-------- Source data --------
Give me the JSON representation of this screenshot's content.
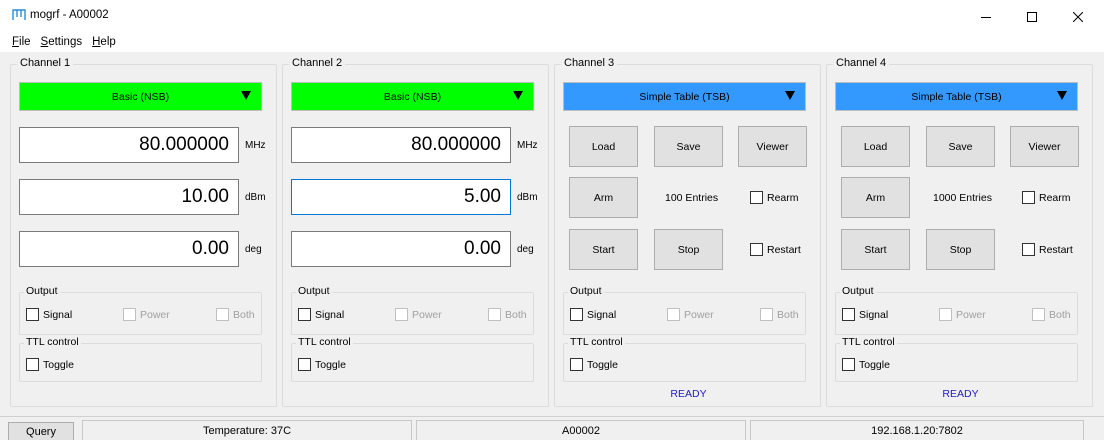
{
  "window": {
    "title": "mogrf - A00002",
    "app_icon": "m-logo-icon",
    "controls": [
      "minimize-icon",
      "maximize-icon",
      "close-icon"
    ]
  },
  "menu": {
    "file": "File",
    "settings": "Settings",
    "help": "Help"
  },
  "colors": {
    "basic_mode": "#00ff00",
    "table_mode": "#3399ff",
    "ready_text": "#2020c0",
    "focus_border": "#0078d7"
  },
  "channels": [
    {
      "label": "Channel 1",
      "mode": "Basic (NSB)",
      "frequency": "80.000000",
      "frequency_unit": "MHz",
      "power": "10.00",
      "power_unit": "dBm",
      "phase": "0.00",
      "phase_unit": "deg",
      "output_label": "Output",
      "signal": "Signal",
      "power_chk": "Power",
      "both": "Both",
      "ttl_label": "TTL control",
      "toggle": "Toggle"
    },
    {
      "label": "Channel 2",
      "mode": "Basic (NSB)",
      "frequency": "80.000000",
      "frequency_unit": "MHz",
      "power": "5.00",
      "power_unit": "dBm",
      "phase": "0.00",
      "phase_unit": "deg",
      "output_label": "Output",
      "signal": "Signal",
      "power_chk": "Power",
      "both": "Both",
      "ttl_label": "TTL control",
      "toggle": "Toggle"
    },
    {
      "label": "Channel 3",
      "mode": "Simple Table (TSB)",
      "load": "Load",
      "save": "Save",
      "viewer": "Viewer",
      "arm": "Arm",
      "entries": "100 Entries",
      "rearm": "Rearm",
      "start": "Start",
      "stop": "Stop",
      "restart": "Restart",
      "output_label": "Output",
      "signal": "Signal",
      "power_chk": "Power",
      "both": "Both",
      "ttl_label": "TTL control",
      "toggle": "Toggle",
      "status": "READY"
    },
    {
      "label": "Channel 4",
      "mode": "Simple Table (TSB)",
      "load": "Load",
      "save": "Save",
      "viewer": "Viewer",
      "arm": "Arm",
      "entries": "1000 Entries",
      "rearm": "Rearm",
      "start": "Start",
      "stop": "Stop",
      "restart": "Restart",
      "output_label": "Output",
      "signal": "Signal",
      "power_chk": "Power",
      "both": "Both",
      "ttl_label": "TTL control",
      "toggle": "Toggle",
      "status": "READY"
    }
  ],
  "statusbar": {
    "query": "Query",
    "temperature": "Temperature: 37C",
    "serial": "A00002",
    "address": "192.168.1.20:7802"
  }
}
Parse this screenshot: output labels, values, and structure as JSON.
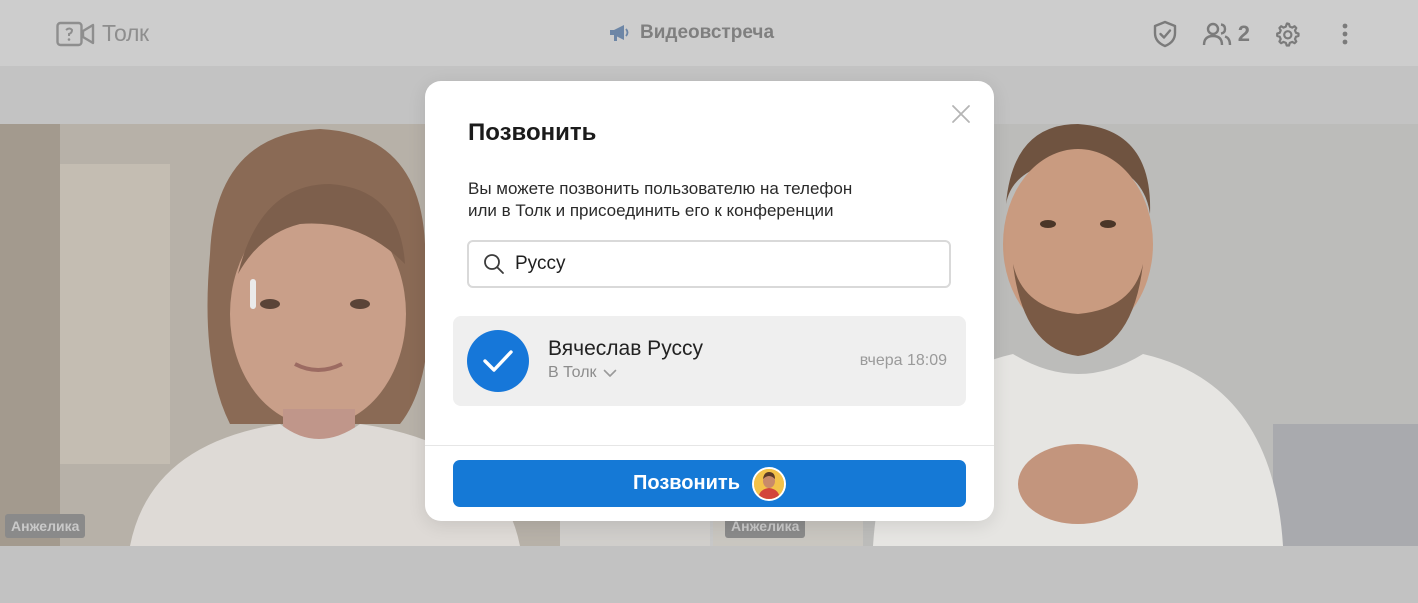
{
  "app": {
    "logo_text": "Толк",
    "meeting_title": "Видеовстреча",
    "participants_count": "2"
  },
  "tiles": [
    {
      "name": "Анжелика"
    },
    {
      "name": "Анжелика"
    }
  ],
  "dialog": {
    "title": "Позвонить",
    "description": "Вы можете позвонить пользователю на телефон\nили в Толк и присоединить его к конференции",
    "search_value": "Руссу",
    "result": {
      "name": "Вячеслав Руссу",
      "channel": "В Толк",
      "time": "вчера 18:09",
      "selected": true
    },
    "call_button_label": "Позвонить"
  },
  "colors": {
    "accent": "#1579d6",
    "avatar_bg": "#f3c24a"
  }
}
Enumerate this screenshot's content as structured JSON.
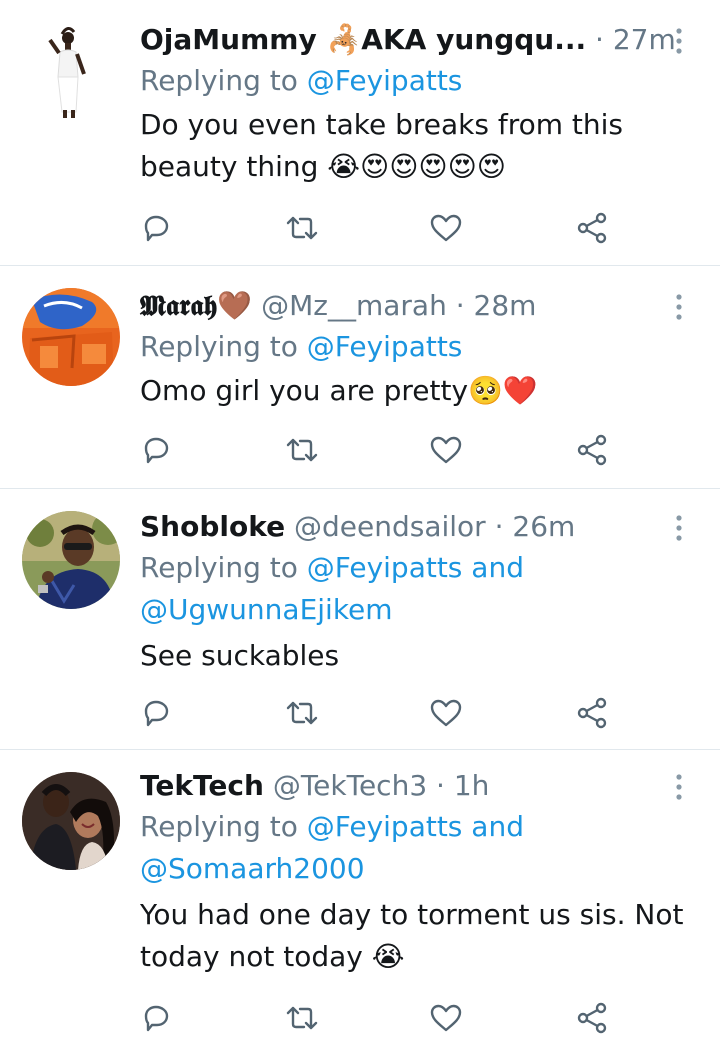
{
  "colors": {
    "link": "#1b95e0",
    "muted": "#657786",
    "text": "#14171a",
    "divider": "#e1e8ed"
  },
  "tweets": [
    {
      "name": "OjaMummy 🦂AKA yungqu...",
      "handle": "",
      "sep": "·",
      "time": "27m",
      "reply_prefix": "Replying to",
      "mentions_line1": "@Feyipatts",
      "mentions_line2": "",
      "text_line1": "Do you even take breaks from this",
      "text_line2": "beauty thing",
      "emojis": "😭😍😍😍😍😍",
      "avatar_icon": "avatar-woman-white-dress"
    },
    {
      "name": "𝕸𝖆𝖗𝖆𝖍🤎",
      "handle": "@Mz__marah",
      "sep": "·",
      "time": "28m",
      "reply_prefix": "Replying to",
      "mentions_line1": "@Feyipatts",
      "mentions_line2": "",
      "text_line1": "Omo girl you are pretty",
      "text_line2": "",
      "emojis": "🥺❤️",
      "avatar_icon": "avatar-orange-blue"
    },
    {
      "name": "Shobloke",
      "handle": "@deendsailor",
      "sep": "·",
      "time": "26m",
      "reply_prefix": "Replying to",
      "mentions_line1": "@Feyipatts and",
      "mentions_line2": "@UgwunnaEjikem",
      "text_line1": "See suckables",
      "text_line2": "",
      "emojis": "",
      "avatar_icon": "avatar-man-sunglasses"
    },
    {
      "name": "TekTech",
      "handle": "@TekTech3",
      "sep": "·",
      "time": "1h",
      "reply_prefix": "Replying to",
      "mentions_line1": "@Feyipatts and",
      "mentions_line2": "@Somaarh2000",
      "text_line1": "You had one day to torment us sis. Not",
      "text_line2": "today not today",
      "emojis": "😭",
      "avatar_icon": "avatar-couple"
    }
  ],
  "action_icons": [
    "reply-icon",
    "retweet-icon",
    "like-icon",
    "share-icon"
  ]
}
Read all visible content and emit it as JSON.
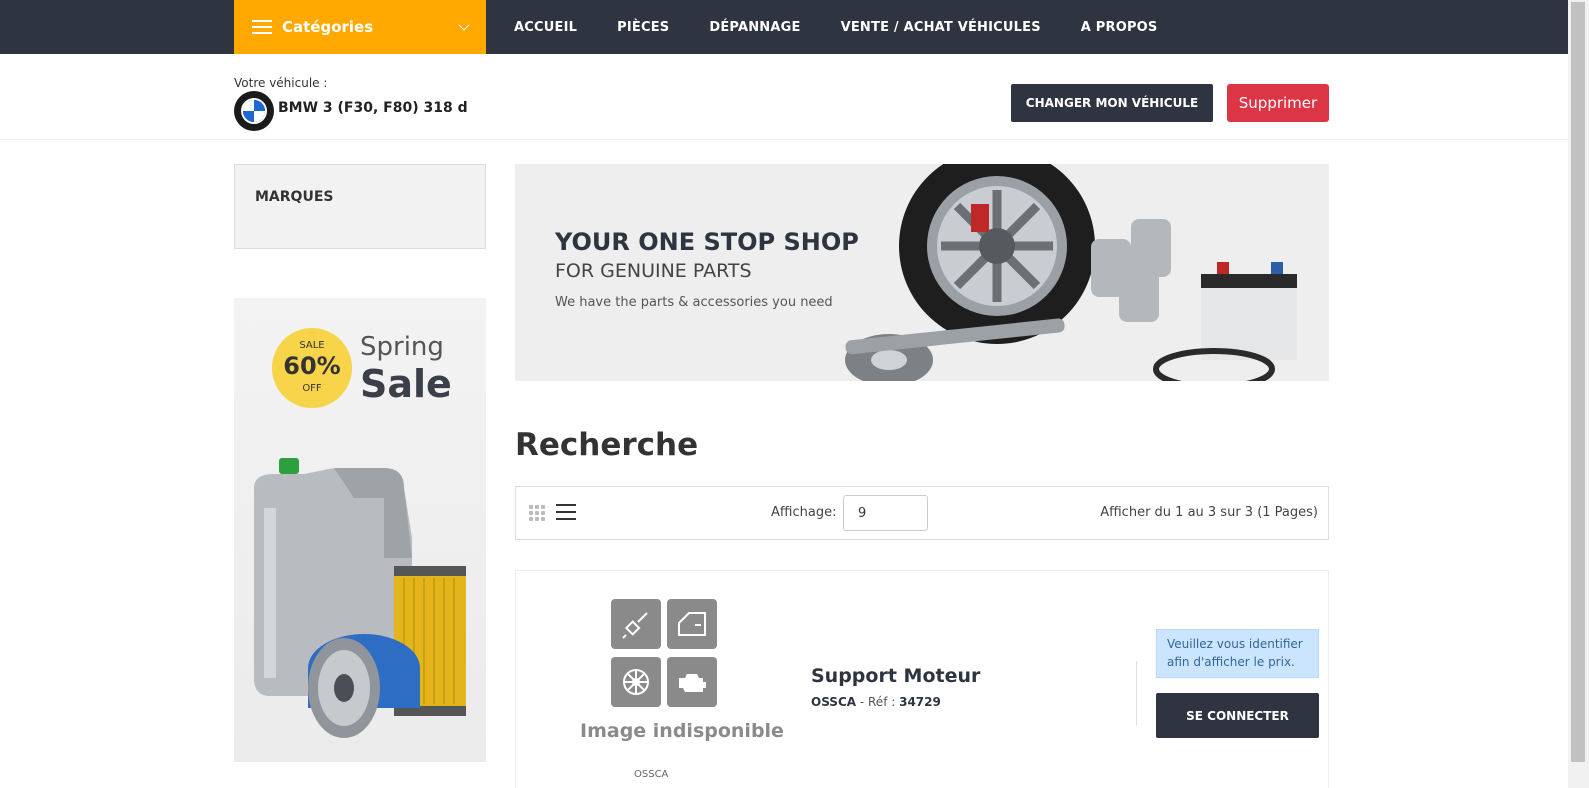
{
  "topnav": {
    "categories_label": "Catégories",
    "items": [
      {
        "label": "ACCUEIL"
      },
      {
        "label": "PIÈCES"
      },
      {
        "label": "DÉPANNAGE"
      },
      {
        "label": "VENTE / ACHAT VÉHICULES"
      },
      {
        "label": "A PROPOS"
      }
    ]
  },
  "vehicle": {
    "label": "Votre véhicule :",
    "name": "BMW 3 (F30, F80) 318 d",
    "change_button": "CHANGER MON VÉHICULE",
    "delete_button": "Supprimer"
  },
  "sidebar": {
    "marques_title": "MARQUES",
    "promo": {
      "badge_top": "SALE",
      "badge_percent": "60%",
      "badge_bottom": "OFF",
      "line1": "Spring",
      "line2": "Sale"
    }
  },
  "hero": {
    "title": "YOUR ONE STOP SHOP",
    "subtitle": "FOR GENUINE PARTS",
    "tagline": "We have the parts & accessories you need"
  },
  "search": {
    "heading": "Recherche",
    "display_label": "Affichage:",
    "display_value": "9",
    "results_count": "Afficher du 1 au 3 sur 3 (1 Pages)"
  },
  "products": [
    {
      "image_placeholder": "Image indisponible",
      "broken_alt": "OSSCA",
      "name": "Support Moteur",
      "brand": "OSSCA",
      "ref_sep": " - Réf : ",
      "ref": "34729",
      "price_note": "Veuillez vous identifier afin d'afficher le prix.",
      "login_button": "SE CONNECTER"
    }
  ],
  "colors": {
    "nav_bg": "#2f3441",
    "accent": "#ffa800",
    "danger": "#dc3545",
    "info_bg": "#cce5ff"
  }
}
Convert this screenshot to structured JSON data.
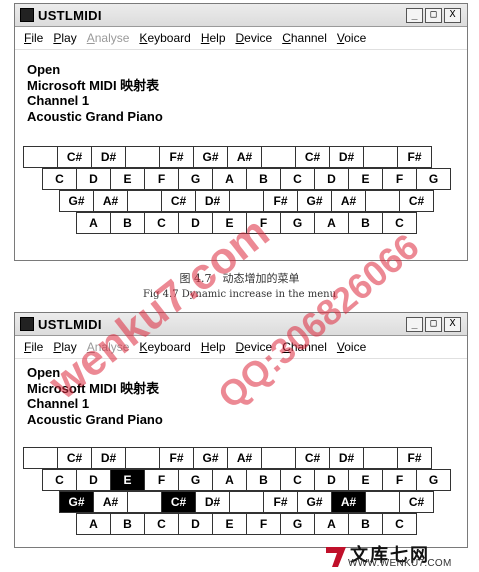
{
  "windows": [
    {
      "title": "USTLMIDI",
      "controls": [
        "_",
        "□",
        "X"
      ],
      "menu": [
        {
          "label": "File",
          "u": "F",
          "disabled": false
        },
        {
          "label": "Play",
          "u": "P",
          "disabled": false
        },
        {
          "label": "Analyse",
          "u": "A",
          "disabled": true
        },
        {
          "label": "Keyboard",
          "u": "K",
          "disabled": false
        },
        {
          "label": "Help",
          "u": "H",
          "disabled": false
        },
        {
          "label": "Device",
          "u": "D",
          "disabled": false
        },
        {
          "label": "Channel",
          "u": "C",
          "disabled": false
        },
        {
          "label": "Voice",
          "u": "V",
          "disabled": false
        }
      ],
      "info": [
        "Open",
        "Microsoft MIDI 映射表",
        "Channel 1",
        "Acoustic Grand Piano"
      ],
      "rows": [
        [
          "",
          "C#",
          "D#",
          "",
          "F#",
          "G#",
          "A#",
          "",
          "C#",
          "D#",
          "",
          "F#"
        ],
        [
          "C",
          "D",
          "E",
          "F",
          "G",
          "A",
          "B",
          "C",
          "D",
          "E",
          "F",
          "G"
        ],
        [
          "G#",
          "A#",
          "",
          "C#",
          "D#",
          "",
          "F#",
          "G#",
          "A#",
          "",
          "C#"
        ],
        [
          "A",
          "B",
          "C",
          "D",
          "E",
          "F",
          "G",
          "A",
          "B",
          "C"
        ]
      ],
      "highlighted": []
    },
    {
      "title": "USTLMIDI",
      "controls": [
        "_",
        "□",
        "X"
      ],
      "menu": [
        {
          "label": "File",
          "u": "F",
          "disabled": false
        },
        {
          "label": "Play",
          "u": "P",
          "disabled": false
        },
        {
          "label": "Analyse",
          "u": "A",
          "disabled": true
        },
        {
          "label": "Keyboard",
          "u": "K",
          "disabled": false
        },
        {
          "label": "Help",
          "u": "H",
          "disabled": false
        },
        {
          "label": "Device",
          "u": "D",
          "disabled": false
        },
        {
          "label": "Channel",
          "u": "C",
          "disabled": false
        },
        {
          "label": "Voice",
          "u": "V",
          "disabled": false
        }
      ],
      "info": [
        "Open",
        "Microsoft MIDI 映射表",
        "Channel 1",
        "Acoustic Grand Piano"
      ],
      "rows": [
        [
          "",
          "C#",
          "D#",
          "",
          "F#",
          "G#",
          "A#",
          "",
          "C#",
          "D#",
          "",
          "F#"
        ],
        [
          "C",
          "D",
          "E",
          "F",
          "G",
          "A",
          "B",
          "C",
          "D",
          "E",
          "F",
          "G"
        ],
        [
          "G#",
          "A#",
          "",
          "C#",
          "D#",
          "",
          "F#",
          "G#",
          "A#",
          "",
          "C#"
        ],
        [
          "A",
          "B",
          "C",
          "D",
          "E",
          "F",
          "G",
          "A",
          "B",
          "C"
        ]
      ],
      "highlighted": [
        "1-2",
        "2-0",
        "2-3",
        "2-8"
      ]
    }
  ],
  "caption_cn": "图 4.7　动态增加的菜单",
  "caption_en": "Fig 4.7  Dynamic increase in the menu",
  "watermark_1": "wenku7.com",
  "watermark_2": "QQ:306826066",
  "logo_text": "文库七网",
  "logo_url": "WWW.WENKU7.COM",
  "colors": {
    "highlight": "#000000",
    "watermark": "#dc283c",
    "logo": "#c0102a"
  }
}
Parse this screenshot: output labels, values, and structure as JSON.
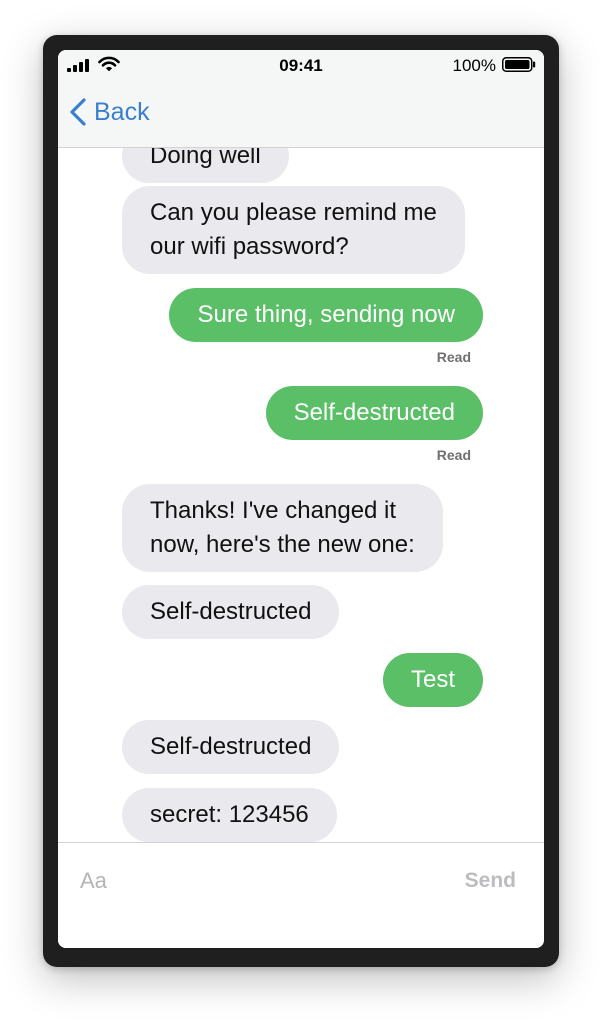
{
  "status_bar": {
    "time": "09:41",
    "battery_percent": "100%",
    "signal_icon": "signal-bars-icon",
    "wifi_icon": "wifi-icon",
    "battery_icon": "battery-icon"
  },
  "nav": {
    "back_label": "Back",
    "back_icon": "chevron-left-icon"
  },
  "messages": [
    {
      "direction": "received",
      "text": "Doing well"
    },
    {
      "direction": "received",
      "text_line1": "Can you please remind me",
      "text_line2": "our wifi password?"
    },
    {
      "direction": "sent",
      "text": "Sure thing, sending now",
      "receipt": "Read"
    },
    {
      "direction": "sent",
      "text": "Self-destructed",
      "receipt": "Read"
    },
    {
      "direction": "received",
      "text_line1": "Thanks! I've changed it",
      "text_line2": "now, here's the new one:"
    },
    {
      "direction": "received",
      "text": "Self-destructed"
    },
    {
      "direction": "sent",
      "text": "Test"
    },
    {
      "direction": "received",
      "text": "Self-destructed"
    },
    {
      "direction": "received",
      "text": "secret: 123456"
    }
  ],
  "composer": {
    "placeholder": "Aa",
    "value": "",
    "send_label": "Send"
  },
  "colors": {
    "sent_bubble": "#5abf67",
    "received_bubble": "#e9e9ee",
    "accent": "#3a7fcf",
    "header_bg": "#f4f7f5"
  }
}
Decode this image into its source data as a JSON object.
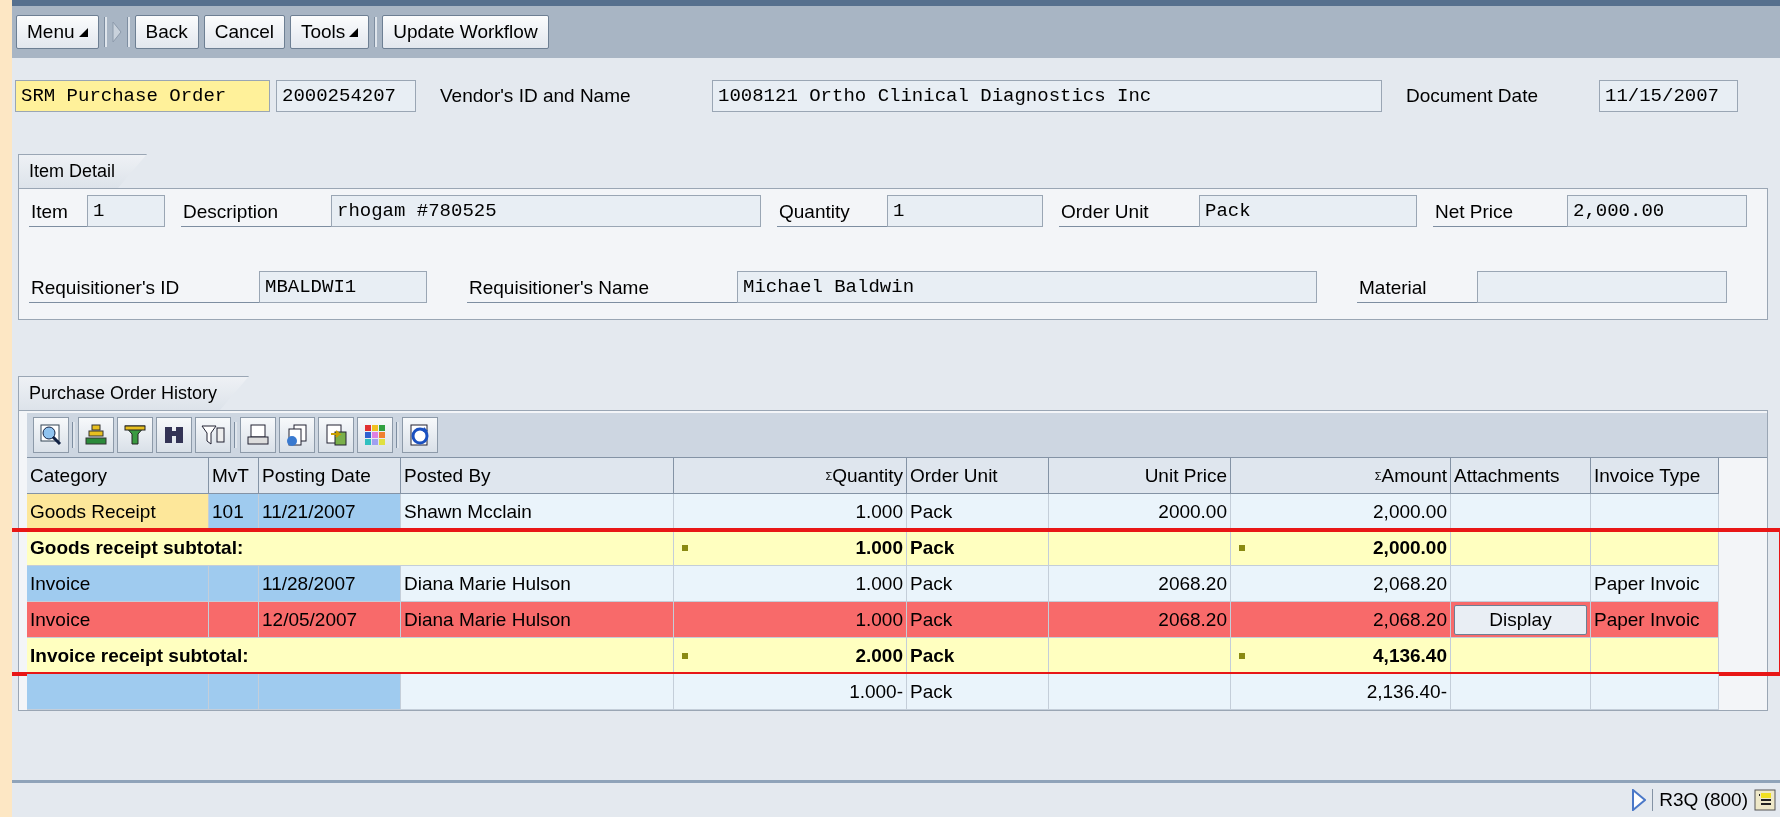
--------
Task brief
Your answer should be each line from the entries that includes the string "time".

Solution to this task
      "time": "вчера 18:09",
      "time": "27m",
      "time": "28m",
      "time": "26m",
      "time": "1h",
    "time": "09:41",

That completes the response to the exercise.